*What you have to do*: Reproduce the data in its entirety, exactly as supplied.

*Dataset entries*:

========================================================================

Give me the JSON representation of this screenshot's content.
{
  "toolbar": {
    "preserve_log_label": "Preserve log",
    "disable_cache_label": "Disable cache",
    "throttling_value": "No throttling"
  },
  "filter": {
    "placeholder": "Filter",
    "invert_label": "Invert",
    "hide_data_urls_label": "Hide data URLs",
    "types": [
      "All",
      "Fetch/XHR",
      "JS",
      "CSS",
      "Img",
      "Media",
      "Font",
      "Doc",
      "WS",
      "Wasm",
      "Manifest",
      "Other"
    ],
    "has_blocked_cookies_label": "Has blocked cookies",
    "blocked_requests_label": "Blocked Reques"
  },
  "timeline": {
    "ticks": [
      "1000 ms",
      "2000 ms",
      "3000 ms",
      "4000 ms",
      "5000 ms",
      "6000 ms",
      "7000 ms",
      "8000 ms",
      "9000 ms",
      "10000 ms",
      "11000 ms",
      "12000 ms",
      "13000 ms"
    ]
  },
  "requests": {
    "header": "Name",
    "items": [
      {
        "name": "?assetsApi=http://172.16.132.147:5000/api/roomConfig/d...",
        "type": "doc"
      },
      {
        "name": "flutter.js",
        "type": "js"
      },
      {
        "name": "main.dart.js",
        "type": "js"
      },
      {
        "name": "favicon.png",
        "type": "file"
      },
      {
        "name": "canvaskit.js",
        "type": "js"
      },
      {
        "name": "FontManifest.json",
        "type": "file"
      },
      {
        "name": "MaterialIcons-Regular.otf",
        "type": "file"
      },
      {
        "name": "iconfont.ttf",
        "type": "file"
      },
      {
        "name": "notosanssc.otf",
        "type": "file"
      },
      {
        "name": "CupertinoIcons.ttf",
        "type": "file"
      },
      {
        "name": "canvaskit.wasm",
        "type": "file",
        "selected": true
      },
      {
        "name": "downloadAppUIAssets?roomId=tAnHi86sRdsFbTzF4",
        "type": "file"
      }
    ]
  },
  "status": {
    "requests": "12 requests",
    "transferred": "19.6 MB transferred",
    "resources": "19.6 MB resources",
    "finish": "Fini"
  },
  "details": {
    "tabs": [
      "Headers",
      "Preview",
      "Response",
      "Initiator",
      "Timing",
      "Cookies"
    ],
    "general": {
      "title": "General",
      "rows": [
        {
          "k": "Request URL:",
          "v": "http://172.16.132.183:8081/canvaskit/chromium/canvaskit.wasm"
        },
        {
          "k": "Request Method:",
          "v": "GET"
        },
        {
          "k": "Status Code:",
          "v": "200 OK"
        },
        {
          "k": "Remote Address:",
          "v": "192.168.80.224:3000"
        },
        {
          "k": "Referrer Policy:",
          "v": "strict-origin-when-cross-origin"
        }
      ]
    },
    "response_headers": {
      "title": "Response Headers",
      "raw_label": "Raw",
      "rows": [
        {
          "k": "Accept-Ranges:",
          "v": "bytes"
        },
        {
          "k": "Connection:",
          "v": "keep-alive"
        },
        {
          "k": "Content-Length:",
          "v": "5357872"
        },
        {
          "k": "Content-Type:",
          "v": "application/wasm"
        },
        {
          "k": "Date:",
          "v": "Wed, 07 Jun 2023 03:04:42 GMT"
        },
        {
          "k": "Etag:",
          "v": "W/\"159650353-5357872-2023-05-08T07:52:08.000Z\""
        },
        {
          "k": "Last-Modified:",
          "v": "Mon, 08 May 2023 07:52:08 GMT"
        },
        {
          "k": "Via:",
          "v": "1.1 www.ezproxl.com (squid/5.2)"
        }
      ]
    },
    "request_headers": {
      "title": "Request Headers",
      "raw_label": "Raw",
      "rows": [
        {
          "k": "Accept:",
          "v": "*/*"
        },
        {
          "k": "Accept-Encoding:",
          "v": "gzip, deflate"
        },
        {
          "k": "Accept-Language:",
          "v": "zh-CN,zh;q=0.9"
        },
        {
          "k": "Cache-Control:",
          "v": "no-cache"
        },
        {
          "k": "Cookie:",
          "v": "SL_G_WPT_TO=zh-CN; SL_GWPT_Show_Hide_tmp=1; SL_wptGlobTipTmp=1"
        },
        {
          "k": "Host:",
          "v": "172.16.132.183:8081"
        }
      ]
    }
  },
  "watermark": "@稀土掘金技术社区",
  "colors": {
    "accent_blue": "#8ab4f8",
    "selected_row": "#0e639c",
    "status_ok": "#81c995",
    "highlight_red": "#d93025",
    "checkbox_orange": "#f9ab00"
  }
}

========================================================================

*Response area*:
Give me the JSON representation of this screenshot's content.
{
  "toolbar": {
    "preserve_log_label": "Preserve log",
    "disable_cache_label": "Disable cache",
    "throttling_value": "No throttling"
  },
  "filter": {
    "placeholder": "Filter",
    "invert_label": "Invert",
    "hide_data_urls_label": "Hide data URLs",
    "types": [
      "All",
      "Fetch/XHR",
      "JS",
      "CSS",
      "Img",
      "Media",
      "Font",
      "Doc",
      "WS",
      "Wasm",
      "Manifest",
      "Other"
    ],
    "has_blocked_cookies_label": "Has blocked cookies",
    "blocked_requests_label": "Blocked Reques"
  },
  "timeline": {
    "ticks": [
      "1000 ms",
      "2000 ms",
      "3000 ms",
      "4000 ms",
      "5000 ms",
      "6000 ms",
      "7000 ms",
      "8000 ms",
      "9000 ms",
      "10000 ms",
      "11000 ms",
      "12000 ms",
      "13000 ms"
    ]
  },
  "requests": {
    "header": "Name",
    "items": [
      {
        "name": "?assetsApi=http://172.16.132.147:5000/api/roomConfig/d...",
        "type": "doc"
      },
      {
        "name": "flutter.js",
        "type": "js"
      },
      {
        "name": "main.dart.js",
        "type": "js"
      },
      {
        "name": "favicon.png",
        "type": "file"
      },
      {
        "name": "canvaskit.js",
        "type": "js"
      },
      {
        "name": "FontManifest.json",
        "type": "file"
      },
      {
        "name": "MaterialIcons-Regular.otf",
        "type": "file"
      },
      {
        "name": "iconfont.ttf",
        "type": "file"
      },
      {
        "name": "notosanssc.otf",
        "type": "file"
      },
      {
        "name": "CupertinoIcons.ttf",
        "type": "file"
      },
      {
        "name": "canvaskit.wasm",
        "type": "file",
        "selected": true
      },
      {
        "name": "downloadAppUIAssets?roomId=tAnHi86sRdsFbTzF4",
        "type": "file"
      }
    ]
  },
  "status": {
    "requests": "12 requests",
    "transferred": "19.6 MB transferred",
    "resources": "19.6 MB resources",
    "finish": "Fini"
  },
  "details": {
    "tabs": [
      "Headers",
      "Preview",
      "Response",
      "Initiator",
      "Timing",
      "Cookies"
    ],
    "general": {
      "title": "General",
      "rows": [
        {
          "k": "Request URL:",
          "v": "http://172.16.132.183:8081/canvaskit/chromium/canvaskit.wasm"
        },
        {
          "k": "Request Method:",
          "v": "GET"
        },
        {
          "k": "Status Code:",
          "v": "200 OK"
        },
        {
          "k": "Remote Address:",
          "v": "192.168.80.224:3000"
        },
        {
          "k": "Referrer Policy:",
          "v": "strict-origin-when-cross-origin"
        }
      ]
    },
    "response_headers": {
      "title": "Response Headers",
      "raw_label": "Raw",
      "rows": [
        {
          "k": "Accept-Ranges:",
          "v": "bytes"
        },
        {
          "k": "Connection:",
          "v": "keep-alive"
        },
        {
          "k": "Content-Length:",
          "v": "5357872"
        },
        {
          "k": "Content-Type:",
          "v": "application/wasm"
        },
        {
          "k": "Date:",
          "v": "Wed, 07 Jun 2023 03:04:42 GMT"
        },
        {
          "k": "Etag:",
          "v": "W/\"159650353-5357872-2023-05-08T07:52:08.000Z\""
        },
        {
          "k": "Last-Modified:",
          "v": "Mon, 08 May 2023 07:52:08 GMT"
        },
        {
          "k": "Via:",
          "v": "1.1 www.ezproxl.com (squid/5.2)"
        }
      ]
    },
    "request_headers": {
      "title": "Request Headers",
      "raw_label": "Raw",
      "rows": [
        {
          "k": "Accept:",
          "v": "*/*"
        },
        {
          "k": "Accept-Encoding:",
          "v": "gzip, deflate"
        },
        {
          "k": "Accept-Language:",
          "v": "zh-CN,zh;q=0.9"
        },
        {
          "k": "Cache-Control:",
          "v": "no-cache"
        },
        {
          "k": "Cookie:",
          "v": "SL_G_WPT_TO=zh-CN; SL_GWPT_Show_Hide_tmp=1; SL_wptGlobTipTmp=1"
        },
        {
          "k": "Host:",
          "v": "172.16.132.183:8081"
        }
      ]
    }
  },
  "watermark": "@稀土掘金技术社区",
  "colors": {
    "accent_blue": "#8ab4f8",
    "selected_row": "#0e639c",
    "status_ok": "#81c995",
    "highlight_red": "#d93025",
    "checkbox_orange": "#f9ab00"
  }
}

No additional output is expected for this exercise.